The COVID-19 is exacerbating the indiscriminate misuse of antibiotics. Some countries proclaimed the efficacy of azithromycin and hydroxychloroquine in COVID-19 despite no scientific approval. Azithromycin overuse was observed during the spike of COVID-19 pandemic. This may lead to the complications in the treatment of significantly drug resistance typhoid (XDR) in Pakistan especially. Studies also have depicted the over prescription of antibiotics in case of telemedicine during pandemic. This malpractice should be properly address and prudent use of antibiotics must be discouraged. Overcrowding in hospital during the spike of pandemic, made a setback to the antimicrobial stewardship programmes.

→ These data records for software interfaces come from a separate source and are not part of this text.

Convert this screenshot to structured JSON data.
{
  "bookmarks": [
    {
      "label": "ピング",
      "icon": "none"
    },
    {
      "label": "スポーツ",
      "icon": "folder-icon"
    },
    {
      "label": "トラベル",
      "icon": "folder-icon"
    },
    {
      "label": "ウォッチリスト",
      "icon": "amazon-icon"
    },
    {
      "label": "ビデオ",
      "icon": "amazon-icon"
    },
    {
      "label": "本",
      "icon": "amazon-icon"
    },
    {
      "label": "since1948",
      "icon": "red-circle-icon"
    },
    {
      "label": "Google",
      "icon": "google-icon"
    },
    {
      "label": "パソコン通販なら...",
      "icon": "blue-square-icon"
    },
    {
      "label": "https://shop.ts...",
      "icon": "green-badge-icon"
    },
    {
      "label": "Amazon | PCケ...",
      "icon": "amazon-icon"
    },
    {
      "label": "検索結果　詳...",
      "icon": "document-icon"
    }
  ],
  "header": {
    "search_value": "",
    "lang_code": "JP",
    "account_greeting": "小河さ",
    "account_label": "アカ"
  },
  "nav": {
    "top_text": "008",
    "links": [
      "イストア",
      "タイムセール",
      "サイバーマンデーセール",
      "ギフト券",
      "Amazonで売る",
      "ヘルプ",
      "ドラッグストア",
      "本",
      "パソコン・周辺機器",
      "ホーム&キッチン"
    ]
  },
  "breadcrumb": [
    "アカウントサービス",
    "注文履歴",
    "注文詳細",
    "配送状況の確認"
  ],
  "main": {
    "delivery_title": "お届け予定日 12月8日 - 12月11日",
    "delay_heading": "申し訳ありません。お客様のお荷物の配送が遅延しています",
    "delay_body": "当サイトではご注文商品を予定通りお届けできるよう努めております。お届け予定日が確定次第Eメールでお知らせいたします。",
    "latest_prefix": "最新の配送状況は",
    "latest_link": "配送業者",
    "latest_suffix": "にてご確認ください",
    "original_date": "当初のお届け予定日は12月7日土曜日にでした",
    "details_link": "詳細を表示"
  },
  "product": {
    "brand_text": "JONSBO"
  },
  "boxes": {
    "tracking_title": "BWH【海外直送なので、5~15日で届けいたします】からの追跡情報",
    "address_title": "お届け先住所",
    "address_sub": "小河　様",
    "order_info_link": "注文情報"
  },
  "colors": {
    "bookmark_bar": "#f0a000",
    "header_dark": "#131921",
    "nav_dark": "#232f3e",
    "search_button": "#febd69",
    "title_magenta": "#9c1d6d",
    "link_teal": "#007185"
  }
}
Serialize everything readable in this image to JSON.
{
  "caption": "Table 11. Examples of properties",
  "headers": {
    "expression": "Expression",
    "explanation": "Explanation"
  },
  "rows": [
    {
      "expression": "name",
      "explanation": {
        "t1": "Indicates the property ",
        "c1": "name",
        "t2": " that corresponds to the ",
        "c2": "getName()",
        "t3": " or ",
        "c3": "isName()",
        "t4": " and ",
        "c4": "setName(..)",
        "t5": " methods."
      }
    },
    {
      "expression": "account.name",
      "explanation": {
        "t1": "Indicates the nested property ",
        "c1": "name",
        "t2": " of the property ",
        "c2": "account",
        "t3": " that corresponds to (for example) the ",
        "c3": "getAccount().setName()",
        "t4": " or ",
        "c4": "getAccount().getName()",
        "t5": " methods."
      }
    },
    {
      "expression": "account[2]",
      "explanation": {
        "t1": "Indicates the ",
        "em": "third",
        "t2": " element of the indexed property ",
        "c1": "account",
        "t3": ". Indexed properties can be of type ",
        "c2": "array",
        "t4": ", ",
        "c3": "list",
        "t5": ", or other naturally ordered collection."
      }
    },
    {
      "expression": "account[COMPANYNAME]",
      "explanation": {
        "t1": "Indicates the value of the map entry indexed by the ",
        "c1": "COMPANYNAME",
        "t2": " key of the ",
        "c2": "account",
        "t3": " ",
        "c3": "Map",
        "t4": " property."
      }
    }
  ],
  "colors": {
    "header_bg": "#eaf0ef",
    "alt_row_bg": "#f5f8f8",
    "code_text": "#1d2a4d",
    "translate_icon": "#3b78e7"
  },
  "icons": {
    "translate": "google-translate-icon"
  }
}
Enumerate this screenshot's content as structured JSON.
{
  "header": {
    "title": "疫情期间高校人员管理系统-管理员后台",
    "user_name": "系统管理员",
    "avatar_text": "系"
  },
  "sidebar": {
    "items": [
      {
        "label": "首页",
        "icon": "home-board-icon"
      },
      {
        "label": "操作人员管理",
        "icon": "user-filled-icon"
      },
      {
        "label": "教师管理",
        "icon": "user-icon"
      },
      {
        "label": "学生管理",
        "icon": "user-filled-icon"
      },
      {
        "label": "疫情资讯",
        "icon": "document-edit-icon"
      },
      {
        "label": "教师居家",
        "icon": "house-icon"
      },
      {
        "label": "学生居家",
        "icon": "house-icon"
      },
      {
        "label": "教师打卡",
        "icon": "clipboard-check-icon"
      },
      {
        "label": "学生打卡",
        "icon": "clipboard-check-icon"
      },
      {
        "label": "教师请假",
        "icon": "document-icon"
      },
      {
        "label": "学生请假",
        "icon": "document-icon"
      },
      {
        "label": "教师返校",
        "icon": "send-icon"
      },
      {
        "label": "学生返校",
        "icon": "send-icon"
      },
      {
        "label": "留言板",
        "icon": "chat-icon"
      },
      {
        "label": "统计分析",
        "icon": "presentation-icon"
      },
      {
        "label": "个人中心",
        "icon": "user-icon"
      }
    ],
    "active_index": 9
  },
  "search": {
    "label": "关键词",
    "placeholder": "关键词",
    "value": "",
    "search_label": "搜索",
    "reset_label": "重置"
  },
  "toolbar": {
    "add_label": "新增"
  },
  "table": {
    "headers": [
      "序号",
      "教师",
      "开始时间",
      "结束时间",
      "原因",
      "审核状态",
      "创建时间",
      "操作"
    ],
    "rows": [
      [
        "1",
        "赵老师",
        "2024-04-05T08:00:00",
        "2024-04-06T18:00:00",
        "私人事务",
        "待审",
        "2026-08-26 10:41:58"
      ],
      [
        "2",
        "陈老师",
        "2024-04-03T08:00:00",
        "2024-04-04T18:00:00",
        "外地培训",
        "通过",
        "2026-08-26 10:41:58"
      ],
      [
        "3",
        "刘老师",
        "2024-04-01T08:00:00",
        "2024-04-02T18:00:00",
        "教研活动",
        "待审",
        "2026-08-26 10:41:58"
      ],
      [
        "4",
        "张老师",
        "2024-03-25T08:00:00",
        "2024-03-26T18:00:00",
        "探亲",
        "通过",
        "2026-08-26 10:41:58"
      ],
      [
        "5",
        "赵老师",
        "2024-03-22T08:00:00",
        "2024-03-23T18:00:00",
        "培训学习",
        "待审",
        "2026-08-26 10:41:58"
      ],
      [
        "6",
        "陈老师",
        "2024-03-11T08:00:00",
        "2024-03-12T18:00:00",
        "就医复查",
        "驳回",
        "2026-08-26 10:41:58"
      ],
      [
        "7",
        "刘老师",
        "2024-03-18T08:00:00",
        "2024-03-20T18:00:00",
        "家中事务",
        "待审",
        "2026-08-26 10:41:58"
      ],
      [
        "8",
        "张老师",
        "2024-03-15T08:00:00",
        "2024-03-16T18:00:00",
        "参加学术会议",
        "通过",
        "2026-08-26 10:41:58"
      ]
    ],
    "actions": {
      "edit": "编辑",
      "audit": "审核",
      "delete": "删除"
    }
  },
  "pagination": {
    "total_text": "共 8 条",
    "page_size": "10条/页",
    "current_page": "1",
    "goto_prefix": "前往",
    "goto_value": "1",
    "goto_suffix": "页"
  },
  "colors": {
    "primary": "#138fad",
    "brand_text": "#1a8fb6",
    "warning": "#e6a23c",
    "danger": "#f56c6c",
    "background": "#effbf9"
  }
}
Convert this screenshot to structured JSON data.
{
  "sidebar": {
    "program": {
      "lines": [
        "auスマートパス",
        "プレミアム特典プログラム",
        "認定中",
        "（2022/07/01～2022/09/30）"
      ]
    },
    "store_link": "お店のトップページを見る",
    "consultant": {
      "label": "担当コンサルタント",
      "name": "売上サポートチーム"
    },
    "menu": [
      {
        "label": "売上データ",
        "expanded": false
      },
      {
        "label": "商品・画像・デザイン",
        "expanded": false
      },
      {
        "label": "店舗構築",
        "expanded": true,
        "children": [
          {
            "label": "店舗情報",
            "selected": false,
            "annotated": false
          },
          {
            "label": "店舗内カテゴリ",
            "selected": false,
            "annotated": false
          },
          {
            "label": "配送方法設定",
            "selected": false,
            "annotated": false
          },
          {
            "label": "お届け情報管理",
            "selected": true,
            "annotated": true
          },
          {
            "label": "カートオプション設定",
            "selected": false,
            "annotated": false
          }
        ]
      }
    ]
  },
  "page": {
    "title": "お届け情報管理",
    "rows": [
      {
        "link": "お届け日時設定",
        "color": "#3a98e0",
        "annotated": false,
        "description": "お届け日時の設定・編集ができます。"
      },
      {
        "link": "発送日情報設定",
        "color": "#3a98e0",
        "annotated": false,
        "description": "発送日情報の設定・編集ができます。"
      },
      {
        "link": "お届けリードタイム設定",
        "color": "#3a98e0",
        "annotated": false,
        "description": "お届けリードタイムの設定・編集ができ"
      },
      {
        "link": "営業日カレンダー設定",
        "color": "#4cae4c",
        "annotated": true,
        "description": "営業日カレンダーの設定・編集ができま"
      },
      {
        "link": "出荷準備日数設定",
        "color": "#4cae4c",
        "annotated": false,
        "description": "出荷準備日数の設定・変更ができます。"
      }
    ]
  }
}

Considering the complexity of antimicrobial resistance, it can never be tackled by one scientific domain or even by research alone, but it needs collaborative approach and a strong commitment. In 2015, World Health Organization adopted a global action plan to combat antimicrobial resistance. The global action plan on antimicrobial resistance sets out five strategic objectives: 1. to improve the awareness and understanding of antimicrobial resistance; 2. to strengthen knowledge through surveillance and research; 3. to reduce the incidence of infection; 4. to optimize the use of antimicrobial agents; and 5. to ensure sustainable investment in countering antimicrobial resistance. This way forward can be applied at international as well as national level.
Community engagement using a one-health approach can be significant to cope the wrath of antimicrobial resistance. Improve the awareness and understanding of antimicrobial resistance via training and education, improving national surveillance, carrying community based infection control programs, and appropriate and equitable use of antibiotics; can ensure commendable results. Legislative measures at national level can strictly monitor the use of antibiotics.
To put all in a nut shell, a comprehensive global as well as national plan is needed to combat the rage of antimicrobial resistance. The indiscriminate use of antimicrobials must be prohibited. Proper legislation in this regard, must be executed. Wits for the rational use of antimicrobials must exist.